West Indians are of mixed racial and ethnic background.

Vietnamese immigration

There were virtually no Vietnamese in North America prior to the Vietnam War (1964–75).

Ukrainian immigration

Ukrainian immigration to Canada represented the largest of any ethnic group from eastern Europe, and the Ukrainians in Canada are one of the few ethnic groups with a larger absolute population than their counterparts in the United States.

Turkish immigration

Turkish immigration to North America, apart from large numbers of students, has remained relatively small. It has been supplemented, however, by a growing number of resident refugees or asylum seekers.

Trinidadian and Tobagonian immigration

Two simultaneous ethnic migrations—one black and one Asian Indian—occurred from Trinidad and Tobago beginning in the mid-1960s.

Tibetan immigration

Tibetans form one of the smallest immigrant communities in both the United States and Canada;

Thai immigration

Most Thai Americans are the product of the revised regulations under the Immigration and Nationality Act of 1965 and the U.S. presence in Vietnam.

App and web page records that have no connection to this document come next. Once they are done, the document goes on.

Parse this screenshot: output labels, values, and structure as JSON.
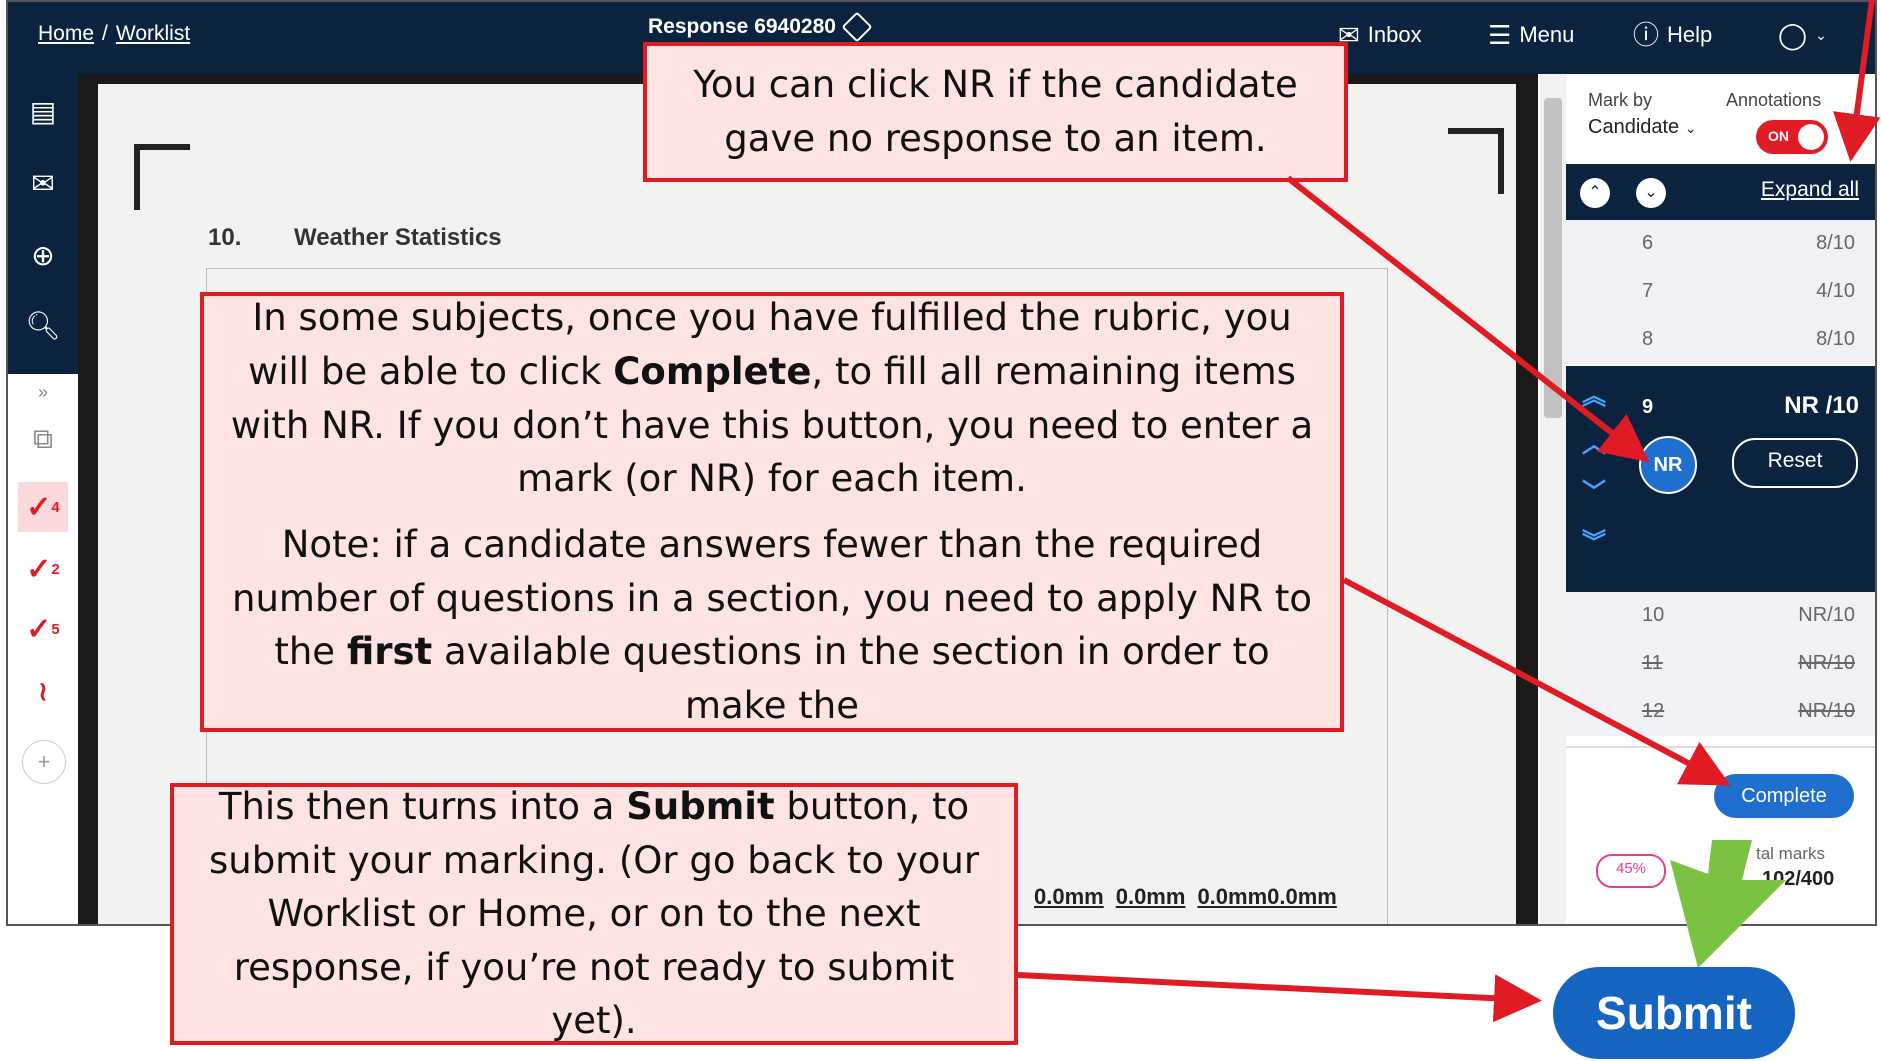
{
  "header": {
    "breadcrumb": [
      "Home",
      "Worklist"
    ],
    "separator": "/",
    "response_title": "Response 6940280",
    "nav": {
      "inbox": "Inbox",
      "menu": "Menu",
      "help": "Help"
    }
  },
  "document": {
    "question_number": "10.",
    "question_title": "Weather Statistics",
    "measurements": [
      "0.0mm",
      "0.0mm",
      "0.0mm0.0mm"
    ]
  },
  "toolbar": {
    "ticks": [
      {
        "symbol": "✓",
        "sub": "4"
      },
      {
        "symbol": "✓",
        "sub": "2"
      },
      {
        "symbol": "✓",
        "sub": "5"
      }
    ],
    "add": "+"
  },
  "panel": {
    "mark_by_label": "Mark by",
    "mark_by_value": "Candidate",
    "annotations_label": "Annotations",
    "annotations_toggle": "ON",
    "expand_all": "Expand all",
    "items": [
      {
        "n": "6",
        "m": "8/10"
      },
      {
        "n": "7",
        "m": "4/10"
      },
      {
        "n": "8",
        "m": "8/10"
      }
    ],
    "selected": {
      "n": "9",
      "m": "NR /10",
      "nr": "NR",
      "reset": "Reset"
    },
    "items_after": [
      {
        "n": "10",
        "m": "NR/10",
        "strike": false
      },
      {
        "n": "11",
        "m": "NR/10",
        "strike": true
      },
      {
        "n": "12",
        "m": "NR/10",
        "strike": true
      }
    ],
    "complete": "Complete",
    "progress": "45%",
    "total_marks_label": "tal marks",
    "total_marks_value": "102/400"
  },
  "callouts": {
    "nr": "You can click NR if the candidate gave no response to an item.",
    "complete_p1_a": "In some subjects, once you have fulfilled the rubric, you will be able to click ",
    "complete_p1_b": "Complete",
    "complete_p1_c": ", to fill all remaining items with NR.  If you don’t have this button, you need to enter a mark (or NR) for each item.",
    "complete_p2_a": "Note: if a candidate answers fewer than the required number of questions in a section, you need to apply NR to the ",
    "complete_p2_b": "first",
    "complete_p2_c": " available questions in the section in order to make the",
    "submit_a": "This then turns into a ",
    "submit_b": "Submit",
    "submit_c": " button, to submit your marking.  (Or go back to your Worklist or Home, or on to the next response, if you’re not ready to submit yet)."
  },
  "submit_button": "Submit",
  "colors": {
    "navy": "#0c2340",
    "red": "#e01b24",
    "callout_fill": "#fde3e1",
    "blue": "#1f6fce",
    "green_arrow": "#7cc242"
  }
}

Taiwanese immigration

Taiwan did not become an independent country until 1949. As one of the West’s staunchest allies in the cold war after 1945, Taiwan has enjoyed a special relationship with the United States, including both diplomatic and military assistance in its conflict with the Communist People’s Republic of China.

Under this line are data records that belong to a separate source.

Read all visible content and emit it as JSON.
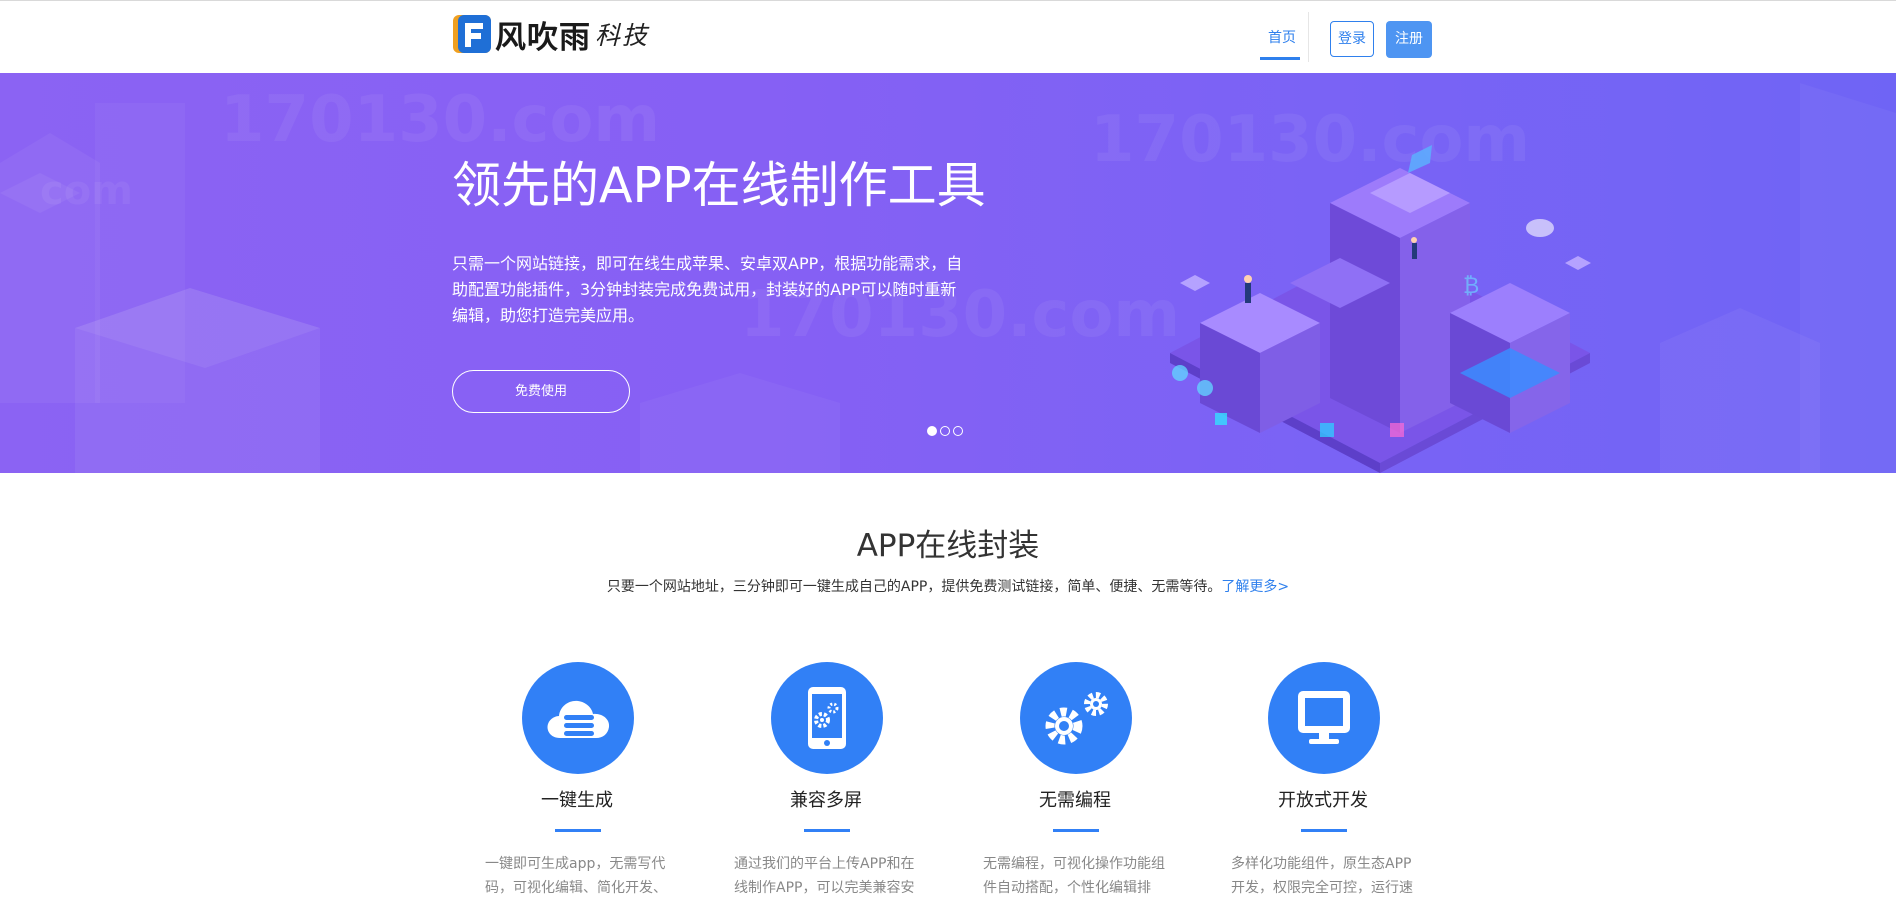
{
  "header": {
    "logo_text": "风吹雨",
    "logo_sub": "科技",
    "nav": {
      "home_label": "首页"
    },
    "login_label": "登录",
    "register_label": "注册"
  },
  "hero": {
    "title": "领先的APP在线制作工具",
    "description": "只需一个网站链接，即可在线生成苹果、安卓双APP，根据功能需求，自助配置功能插件，3分钟封装完成免费试用，封装好的APP可以随时重新编辑，助您打造完美应用。",
    "cta_label": "免费使用",
    "watermarks": [
      "170130.com",
      "170130.com",
      "170130.com",
      "com"
    ],
    "slide_count": 3,
    "active_slide": 1
  },
  "section": {
    "title": "APP在线封装",
    "subtitle": "只要一个网站地址，三分钟即可一键生成自己的APP，提供免费测试链接，简单、便捷、无需等待。",
    "learn_more": "了解更多>"
  },
  "features": [
    {
      "icon": "cloud-database-icon",
      "title": "一键生成",
      "desc": "一键即可生成app，无需写代码，可视化编辑、简化开发、"
    },
    {
      "icon": "mobile-gear-icon",
      "title": "兼容多屏",
      "desc": "通过我们的平台上传APP和在线制作APP，可以完美兼容安"
    },
    {
      "icon": "gears-icon",
      "title": "无需编程",
      "desc": "无需编程，可视化操作功能组件自动搭配，个性化编辑排"
    },
    {
      "icon": "monitor-icon",
      "title": "开放式开发",
      "desc": "多样化功能组件，原生态APP开发，权限完全可控，运行速"
    }
  ],
  "colors": {
    "accent": "#3180f6",
    "hero_start": "#8b63f3",
    "hero_end": "#6f64f5"
  }
}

Swiss immigration

The Swiss were among the earliest non-British or non- French European settlers in both the United States and Canada, with a substantial immigration during the 18th century.

Swedish immigration

Though Swedes settled in North America as early as 1638, the great period of Swedish migration was between 1870 and 1914.

Sri Lankan immigration

Most Sri Lankans in the United States and Canada are professionals or come from professional backgrounds and thus have done relatively well economically.

Spanish immigration

Significant elements of Spanish culture represent one of the major strands of the American social fabric.

Soviet immigration

Emigration from the Union of Soviet Socialist Republics (USSR; Soviet Union) was, for most of its history (1917–91), forbidden.

South Asian immigration

Most early studies of immigration to the United States and Canada treated all the peoples of South Asia as a single category, including immigrants from more than a dozen ethnic groups who inhabited British India prior to 1947.

Slovenian immigration

Throughout most of its history, Slovenia was governed by the Germanic Austrians or the Serb-dominated state of Yugoslavia. In 1991, Slovenia won its independence, making it one of the newest countries in the world.

Slovakian immigration

Emerging from the nationalist democratic movements of the late 1980s and early 1990s, Slovakia is one of the newest countries in the world.